→ **WHAT THIS TASK INVOLVES**: Print the listing below in full. Alter nothing.

**** DATA SHOWN ****

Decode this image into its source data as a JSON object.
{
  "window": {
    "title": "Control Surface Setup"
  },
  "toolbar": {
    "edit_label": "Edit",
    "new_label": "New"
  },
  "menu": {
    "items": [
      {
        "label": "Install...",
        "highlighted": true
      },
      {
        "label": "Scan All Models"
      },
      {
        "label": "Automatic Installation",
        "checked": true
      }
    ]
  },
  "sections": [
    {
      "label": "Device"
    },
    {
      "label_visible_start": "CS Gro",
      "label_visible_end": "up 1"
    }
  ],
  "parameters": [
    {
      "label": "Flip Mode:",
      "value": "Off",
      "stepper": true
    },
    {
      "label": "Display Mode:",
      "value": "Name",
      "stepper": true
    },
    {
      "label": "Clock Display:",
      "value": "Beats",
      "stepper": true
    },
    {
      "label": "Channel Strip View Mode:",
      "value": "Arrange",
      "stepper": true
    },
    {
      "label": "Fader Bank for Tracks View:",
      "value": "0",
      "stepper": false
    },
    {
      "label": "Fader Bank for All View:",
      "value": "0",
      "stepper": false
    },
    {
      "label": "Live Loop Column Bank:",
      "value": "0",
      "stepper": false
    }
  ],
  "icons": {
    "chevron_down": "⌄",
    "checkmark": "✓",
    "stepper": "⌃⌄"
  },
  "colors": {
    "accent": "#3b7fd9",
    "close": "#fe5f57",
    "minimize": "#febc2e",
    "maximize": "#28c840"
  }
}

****

→ **EXERCISE ANSWER**:
Decode this image into its source data as a JSON object.
{
  "window": {
    "title": "Control Surface Setup"
  },
  "toolbar": {
    "edit_label": "Edit",
    "new_label": "New"
  },
  "menu": {
    "items": [
      {
        "label": "Install...",
        "highlighted": true
      },
      {
        "label": "Scan All Models"
      },
      {
        "label": "Automatic Installation",
        "checked": true
      }
    ]
  },
  "sections": [
    {
      "label": "Device"
    },
    {
      "label_visible_start": "CS Gro",
      "label_visible_end": "up 1"
    }
  ],
  "parameters": [
    {
      "label": "Flip Mode:",
      "value": "Off",
      "stepper": true
    },
    {
      "label": "Display Mode:",
      "value": "Name",
      "stepper": true
    },
    {
      "label": "Clock Display:",
      "value": "Beats",
      "stepper": true
    },
    {
      "label": "Channel Strip View Mode:",
      "value": "Arrange",
      "stepper": true
    },
    {
      "label": "Fader Bank for Tracks View:",
      "value": "0",
      "stepper": false
    },
    {
      "label": "Fader Bank for All View:",
      "value": "0",
      "stepper": false
    },
    {
      "label": "Live Loop Column Bank:",
      "value": "0",
      "stepper": false
    }
  ],
  "icons": {
    "chevron_down": "⌄",
    "checkmark": "✓",
    "stepper": "⌃⌄"
  },
  "colors": {
    "accent": "#3b7fd9",
    "close": "#fe5f57",
    "minimize": "#febc2e",
    "maximize": "#28c840"
  }
}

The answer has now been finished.